Fun, games, and philanthropy at Founders Day 2022

As the sun shined on the statue of Charles McIver outside Jackson Library, UNCG staff volunteers set up tables at several locations around campus.

They were there to celebrate UNCG’s founders, to recognize how far the University has come, and to teach students about the importance of philanthropy.

“It’s UNCG’s 130th birthday,” called Jeff Sapp, UNCG’s executive director of development in the College of Arts and Sciences, as he greeted a student. 

This year’s celebration also marked the one-year anniversary of the public launch of the Light the Way campaign, which has raised more than $140 million toward its $200 million goal.

The campaign is an ambitious effort to strengthen three key areas at the University: access, excellence, and impact.

Students pick up Founders Day swag.

Students learned about giving back by casting their vote for one of three funds: the Spartan Food Insecurity Fund, the Diversity Equity and Inclusion Fund, and the General Scholarship fund. 

They used “McIver Pennies” to make their choice. Campaign Co-Chair Susan Safran is providing a $500 gift for the winning fund – which was General Scholarship Fund – and $250 gifts for the runners-up, which were the Spartan Food Insecurity Fund and the Equity, Inclusion & Diversity Fund.

What is a McIver penny? Well, after the University’s first president passed away, schoolchildren donated pennies to fund a statue of Charles Duncan McIver that was placed in front of the state capitol. Our McIver statue is a replica of that memorial.

That represents the true spirit of philanthropy. As Isaiah, an elementary education major said, “I feel like giving is the most important thing you can do because that’s how you build friendships.”

Beth Fischer, UNCG’s Vice Chancellor for Advancement, sees the legacy of the University’s founders influencing young Spartans. “The sooner young alumni become engaged with philanthropy, the sooner they start strengthening UNCG’s future,” she said. “This anniversary recognizes UNCG’s history, but the next generation of young alumni are blazing a trail.” 

Throughout the day, students picked up swag like bubbles, Frisbees, blankets, Pop-It fidget toys, sunglasses – and a limited-edition T-shirt that highlighted the transformative journey that the University has taken. 
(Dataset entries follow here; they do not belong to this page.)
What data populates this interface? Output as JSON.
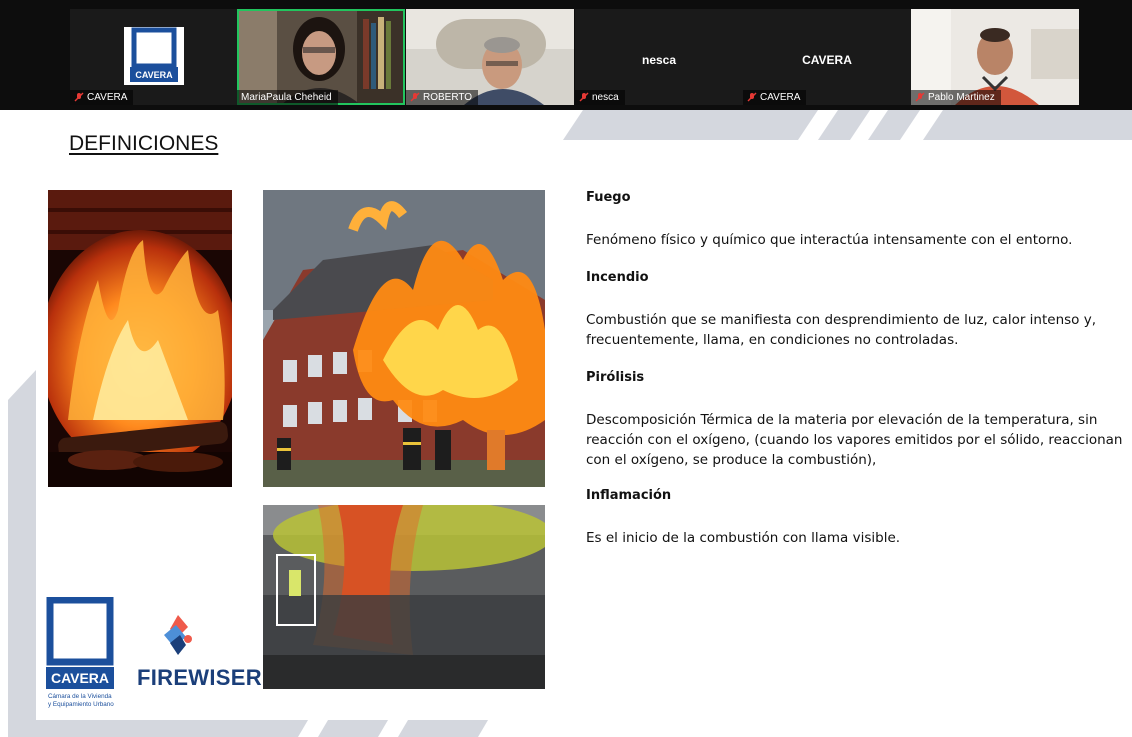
{
  "meeting": {
    "participants": [
      {
        "name": "CAVERA",
        "muted": true,
        "kind": "logo"
      },
      {
        "name": "MariaPaula Cheheid",
        "muted": false,
        "kind": "video",
        "active": true
      },
      {
        "name": "ROBERTO",
        "muted": true,
        "kind": "video"
      },
      {
        "name": "nesca",
        "muted": true,
        "kind": "text",
        "center_label": "nesca"
      },
      {
        "name": "CAVERA",
        "muted": true,
        "kind": "text",
        "center_label": "CAVERA"
      },
      {
        "name": "Pablo Martinez",
        "muted": true,
        "kind": "video"
      }
    ],
    "colors": {
      "active_border": "#22c55e",
      "mute_icon": "#e53935"
    }
  },
  "slide": {
    "title": "DEFINICIONES",
    "definitions": [
      {
        "term": "Fuego",
        "text": " Fenómeno físico y químico que interactúa intensamente con el entorno."
      },
      {
        "term": "Incendio",
        "text": "Combustión que se manifiesta con desprendimiento de luz, calor intenso y, frecuentemente, llama, en condiciones no controladas."
      },
      {
        "term": "Pirólisis",
        "text": "Descomposición Térmica de la materia por elevación de la temperatura, sin reacción con el oxígeno, (cuando los vapores emitidos por el sólido, reaccionan con el oxígeno, se produce la combustión),"
      },
      {
        "term": "Inflamación",
        "text": "Es el inicio de la combustión con llama visible."
      }
    ],
    "logos": {
      "cavera": {
        "name": "CAVERA",
        "tagline_1": "Cámara de la Vivienda",
        "tagline_2": "y Equipamiento Urbano"
      },
      "firewiser": {
        "name": "FIREWISER"
      }
    },
    "images": [
      "fireplace-photo",
      "burning-building-photo",
      "thermal-camera-photo"
    ],
    "colors": {
      "brand_blue": "#1b4f9c",
      "stripe_gray": "#d4d7de"
    }
  }
}
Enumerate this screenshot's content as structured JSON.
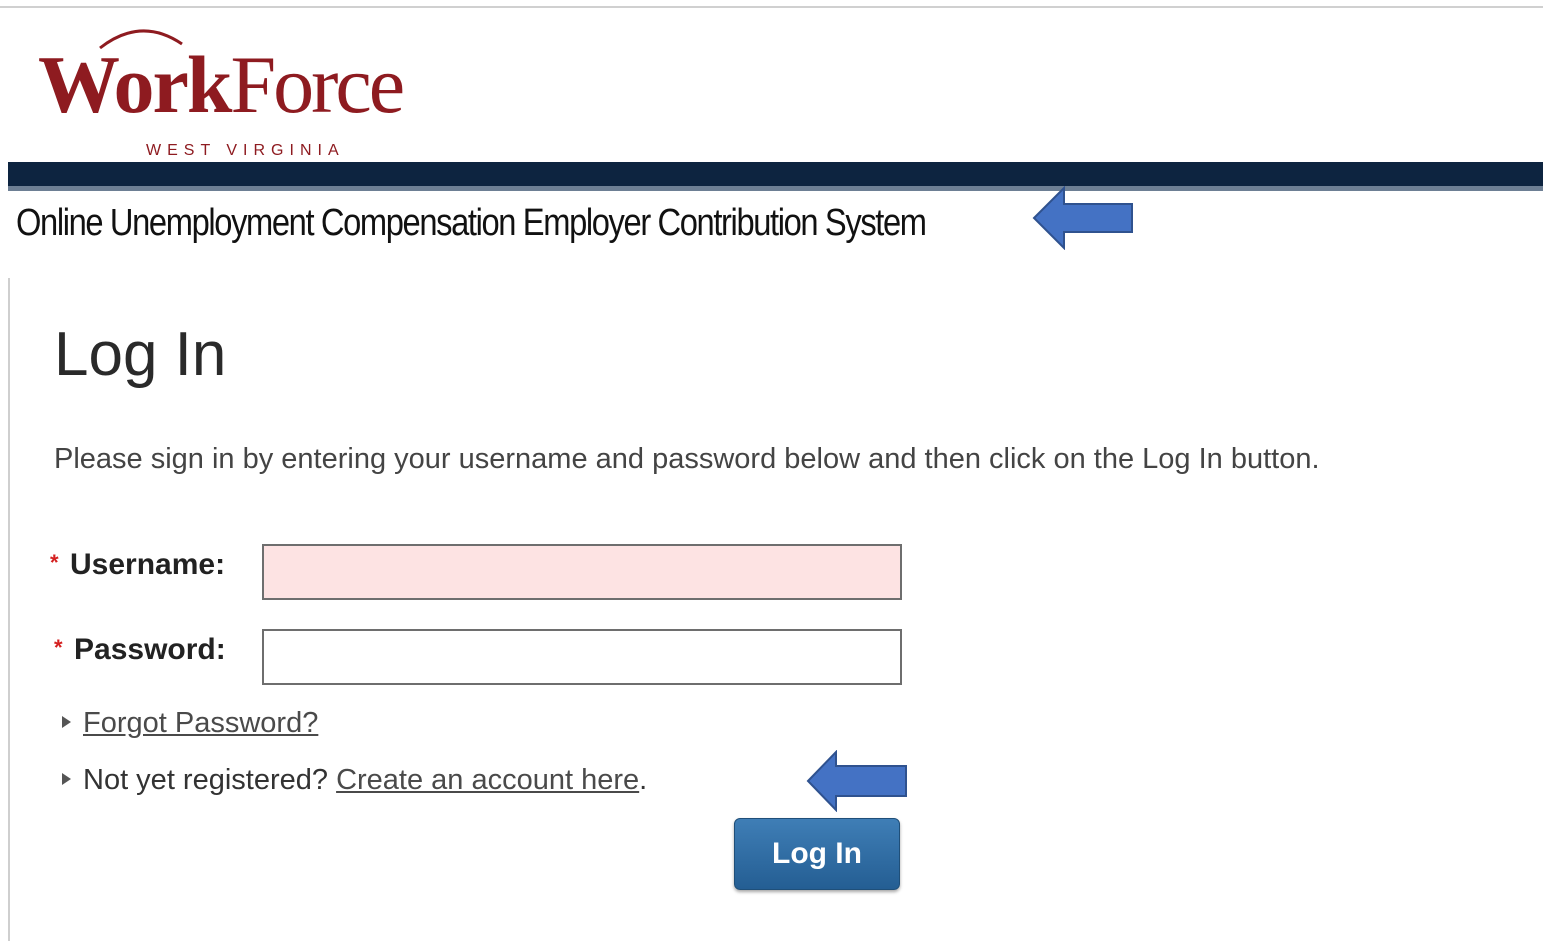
{
  "branding": {
    "logo_word_bold": "Work",
    "logo_word_regular": "Force",
    "logo_subtitle": "WEST VIRGINIA",
    "brand_color": "#8e1b20",
    "banner_color": "#0d2440"
  },
  "header": {
    "system_title": "Online Unemployment Compensation Employer Contribution System"
  },
  "login": {
    "heading": "Log In",
    "instructions": "Please sign in by entering your username and password below and then click on the Log In button.",
    "required_marker": "*",
    "username_label": "Username:",
    "username_value": "",
    "password_label": "Password:",
    "password_value": "",
    "forgot_password_link": "Forgot Password?",
    "register_prompt": "Not yet registered?",
    "register_link": "Create an account here",
    "register_suffix": ".",
    "submit_label": "Log In"
  },
  "annotations": {
    "arrow_color": "#4472c4",
    "arrow_icon": "left-arrow-icon"
  }
}
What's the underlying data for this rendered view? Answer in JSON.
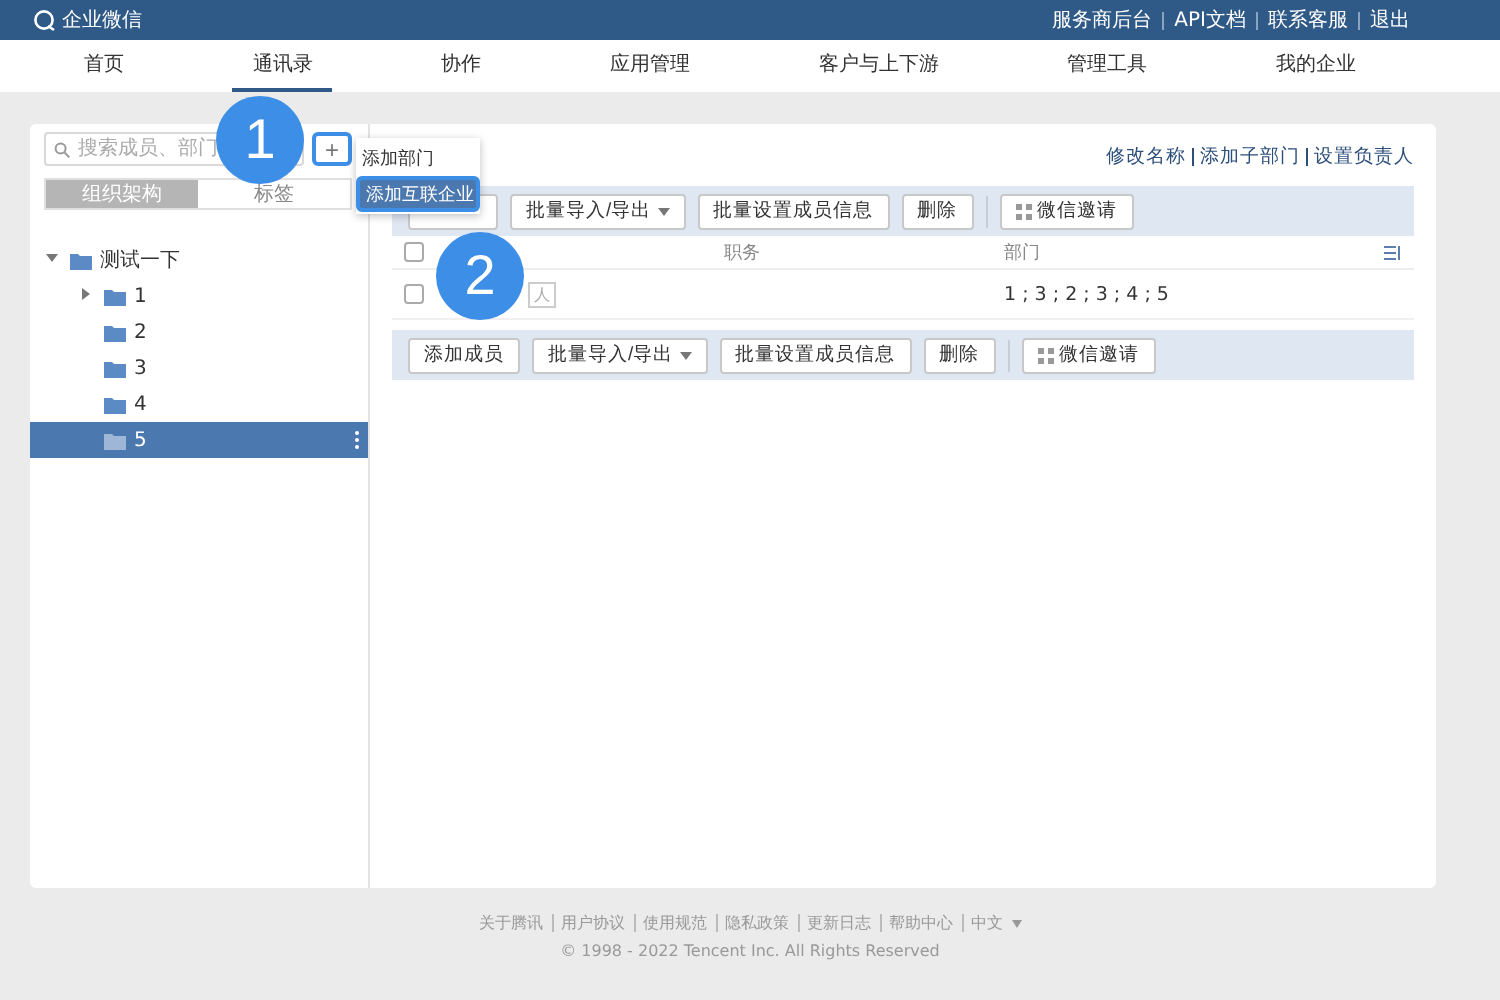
{
  "header": {
    "logo": "企业微信",
    "links": [
      "服务商后台",
      "API文档",
      "联系客服",
      "退出"
    ]
  },
  "nav": [
    {
      "label": "首页",
      "selected": false
    },
    {
      "label": "通讯录",
      "selected": true
    },
    {
      "label": "协作",
      "selected": false
    },
    {
      "label": "应用管理",
      "selected": false
    },
    {
      "label": "客户与上下游",
      "selected": false
    },
    {
      "label": "管理工具",
      "selected": false
    },
    {
      "label": "我的企业",
      "selected": false
    }
  ],
  "sidebar": {
    "search": {
      "placeholder": "搜索成员、部门"
    },
    "plus": "+",
    "segments": [
      {
        "label": "组织架构",
        "selected": true
      },
      {
        "label": "标签",
        "selected": false
      }
    ],
    "tree": [
      {
        "label": "测试一下",
        "expanded": true,
        "selected": false,
        "children": [
          {
            "label": "1",
            "expanded": false,
            "selected": false
          },
          {
            "label": "2",
            "selected": false
          },
          {
            "label": "3",
            "selected": false
          },
          {
            "label": "4",
            "selected": false
          },
          {
            "label": "5",
            "selected": true
          }
        ]
      }
    ]
  },
  "dropdown": [
    {
      "label": "添加部门",
      "selected": false
    },
    {
      "label": "添加互联企业",
      "selected": true
    }
  ],
  "dept_links": [
    "修改名称",
    "添加子部门",
    "设置负责人"
  ],
  "toolbar_top": [
    {
      "kind": "plain"
    },
    {
      "label": "批量导入/导出",
      "kind": "menu"
    },
    {
      "label": "批量设置成员信息",
      "kind": "plain"
    },
    {
      "label": "删除",
      "kind": "plain"
    },
    {
      "label": "微信邀请",
      "kind": "qr"
    }
  ],
  "toolbar_bottom": [
    {
      "label": "添加成员",
      "kind": "plain"
    },
    {
      "label": "批量导入/导出",
      "kind": "menu"
    },
    {
      "label": "批量设置成员信息",
      "kind": "plain"
    },
    {
      "label": "删除",
      "kind": "plain"
    },
    {
      "label": "微信邀请",
      "kind": "qr"
    }
  ],
  "table": {
    "select_all_checked": false,
    "columns": [
      "",
      "职务",
      "部门"
    ],
    "rows": [
      {
        "checked": false,
        "tag": "人",
        "title": "",
        "department": "1 ; 3 ; 2 ; 3 ; 4 ; 5"
      }
    ]
  },
  "callouts": [
    "1",
    "2"
  ],
  "footer": {
    "links": [
      "关于腾讯",
      "用户协议",
      "使用规范",
      "隐私政策",
      "更新日志",
      "帮助中心"
    ],
    "language": "中文",
    "copyright": "© 1998 - 2022 Tencent Inc. All Rights Reserved"
  }
}
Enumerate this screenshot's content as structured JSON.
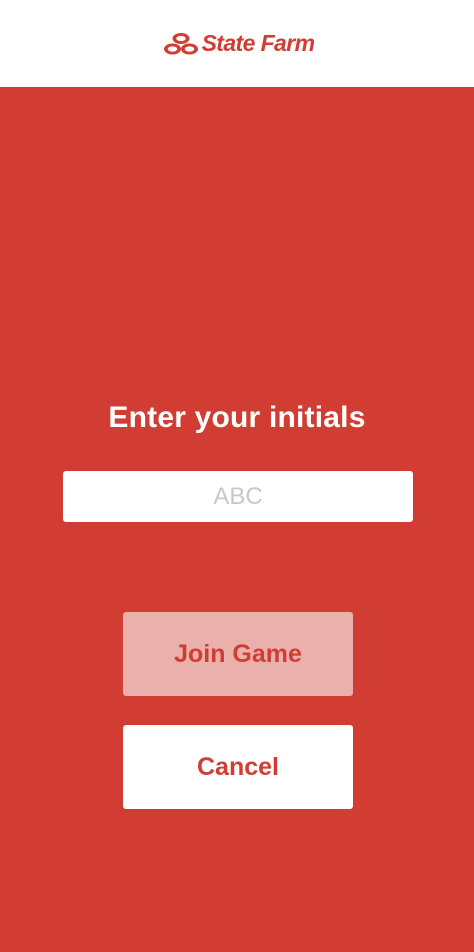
{
  "header": {
    "brand_name": "State Farm",
    "logo_icon": "state-farm-three-ovals-icon",
    "brand_color": "#d13d33"
  },
  "main": {
    "background_color": "#d13d33",
    "prompt": "Enter your initials",
    "initials_input": {
      "placeholder": "ABC",
      "value": ""
    },
    "join_button": {
      "label": "Join Game",
      "state": "disabled",
      "background_color": "#eab0ac"
    },
    "cancel_button": {
      "label": "Cancel",
      "background_color": "#ffffff"
    }
  }
}
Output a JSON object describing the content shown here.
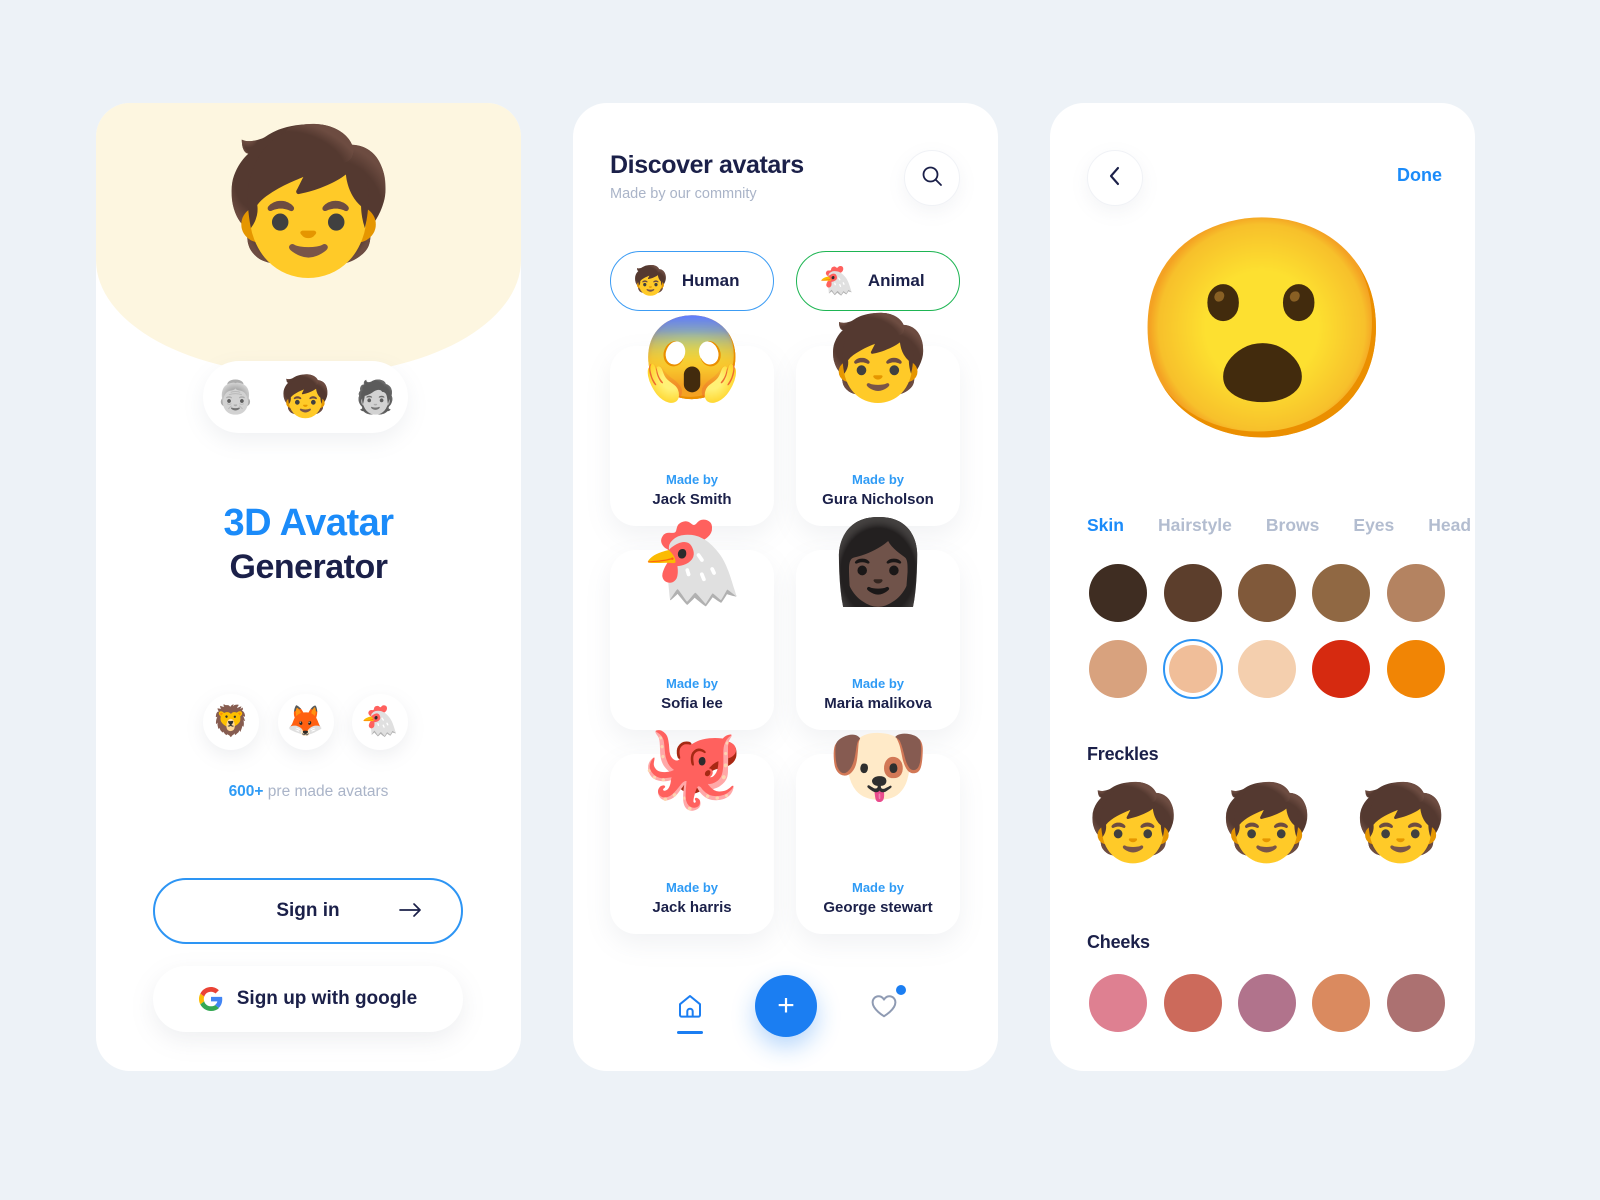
{
  "theme": {
    "page_bg": "#edf2f7",
    "panel_bg": "#ffffff",
    "accent_blue": "#1b7ef2",
    "link_blue": "#2f9bf5",
    "title_blue": "#1b8bf9",
    "dark_navy": "#1b2049",
    "muted": "#aab4c8",
    "cream": "#fdf6e0",
    "green": "#1eb553"
  },
  "onboarding": {
    "hero_avatar_icon": "boy-face-avatar",
    "hero_avatar_glyph": "🧒",
    "selector": [
      {
        "icon": "grandma-avatar",
        "glyph": "👵",
        "active": false
      },
      {
        "icon": "boy-avatar",
        "glyph": "🧒",
        "active": true
      },
      {
        "icon": "woman-avatar",
        "glyph": "🧑",
        "active": false
      }
    ],
    "title_line1": "3D Avatar",
    "title_line2": "Generator",
    "animals": [
      {
        "icon": "lion-avatar",
        "glyph": "🦁"
      },
      {
        "icon": "fox-avatar",
        "glyph": "🦊"
      },
      {
        "icon": "chicken-avatar",
        "glyph": "🐔"
      }
    ],
    "premade_count": "600+",
    "premade_text": " pre made avatars",
    "signin_label": "Sign in",
    "signin_arrow_icon": "arrow-right-icon",
    "google_label": "Sign up with google",
    "google_icon": "google-g-icon"
  },
  "discover": {
    "title": "Discover avatars",
    "subtitle": "Made by our commnity",
    "search_icon": "search-icon",
    "filters": [
      {
        "label": "Human",
        "icon": "human-avatar",
        "glyph": "🧒",
        "selected": true,
        "border": "#3c9cf4"
      },
      {
        "label": "Animal",
        "icon": "animal-avatar",
        "glyph": "🐔",
        "selected": false,
        "border": "#1eb553"
      }
    ],
    "made_by_label": "Made by",
    "cards": [
      {
        "glyph": "😱",
        "icon": "shocked-girl-avatar",
        "author": "Jack Smith"
      },
      {
        "glyph": "🧒",
        "icon": "boy-avatar",
        "author": "Gura Nicholson"
      },
      {
        "glyph": "🐔",
        "icon": "chicken-avatar",
        "author": "Sofia lee"
      },
      {
        "glyph": "👩🏿",
        "icon": "woman-avatar",
        "author": "Maria malikova"
      },
      {
        "glyph": "🐙",
        "icon": "octopus-avatar",
        "author": "Jack harris"
      },
      {
        "glyph": "🐶",
        "icon": "dog-avatar",
        "author": "George stewart"
      }
    ],
    "tabbar": {
      "home_icon": "home-icon",
      "add_icon": "plus-icon",
      "add_label": "+",
      "favorites_icon": "heart-icon",
      "has_notification": true
    }
  },
  "editor": {
    "back_icon": "chevron-left-icon",
    "done_label": "Done",
    "preview_icon": "boy-face-avatar",
    "preview_glyph": "😮",
    "tabs": [
      {
        "label": "Skin",
        "active": true
      },
      {
        "label": "Hairstyle",
        "active": false
      },
      {
        "label": "Brows",
        "active": false
      },
      {
        "label": "Eyes",
        "active": false
      },
      {
        "label": "Head",
        "active": false
      }
    ],
    "skin_swatches": [
      {
        "color": "#3f2d22",
        "selected": false
      },
      {
        "color": "#5c3e2c",
        "selected": false
      },
      {
        "color": "#80593a",
        "selected": false
      },
      {
        "color": "#906843",
        "selected": false
      },
      {
        "color": "#b48361",
        "selected": false
      },
      {
        "color": "#d8a27e",
        "selected": false
      },
      {
        "color": "#f0be99",
        "selected": true
      },
      {
        "color": "#f4cfae",
        "selected": false
      },
      {
        "color": "#d62a10",
        "selected": false
      },
      {
        "color": "#f18505",
        "selected": false
      }
    ],
    "freckles_title": "Freckles",
    "freckles": [
      {
        "icon": "freckles-none-avatar",
        "glyph": "🧒",
        "selected": false
      },
      {
        "icon": "freckles-light-avatar",
        "glyph": "🧒",
        "selected": false
      },
      {
        "icon": "freckles-heavy-avatar",
        "glyph": "🧒",
        "selected": false
      }
    ],
    "cheeks_title": "Cheeks",
    "cheeks": [
      {
        "color": "#de8091"
      },
      {
        "color": "#cc6a5b"
      },
      {
        "color": "#b1738c"
      },
      {
        "color": "#da8a5f"
      },
      {
        "color": "#ac7171"
      }
    ]
  }
}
The T-shirt highlighted some of the University’s “firsts”: its first president, Charles Duncan McIver; its first chancellor, Walter Clinton Jackson; its first woman chancellor, Patricia A. Sullivan; and its first African American chancellor, Franklin D. Gilliam, Jr.

Volunteers shared their UNCG stories and asked students what they value about the University.

Students spoke about their professors, the support they get from resources like the Writing and Speaking Centers, and the care that UNCG demonstrates for its students. Many pointed to the fact that UNCG feels inclusive.

“The thing I celebrate is the overall community. Everyone is so welcoming,” said Valerie, a student in the Consumer, Apparel, and Retail Studies program.

“The best thing about UNCG is the diversity we have here and the inclusiveness,” explained Nicole, a student in the Bryan School of Business and Economics. “It helps me to feel like I’m in a family-type environment.”

Mason, a student in the College of Health and Human Sciences, mentioned his great teachers, classmates, and the Kaplan Center for Wellness before concluding, “I kind of love everything.”

In the afternoon, a celebration on Kaplan Commons included opportunities for fun. Students played yard games like giant Jenga and Tic Tac Toe, enjoyed music, and made memories with their classmates in a photo booth complete with costume props.

“It’s really neat to see all these students out engaging with each other,” said Kevin, a graduate student in the Student Affairs Administration in Higher Education program. “Philanthropic effort means donating money to where it’s most needed to enable the most amount of success.”

By Mercer Bufter ’11 MA
Photography by Sean Norona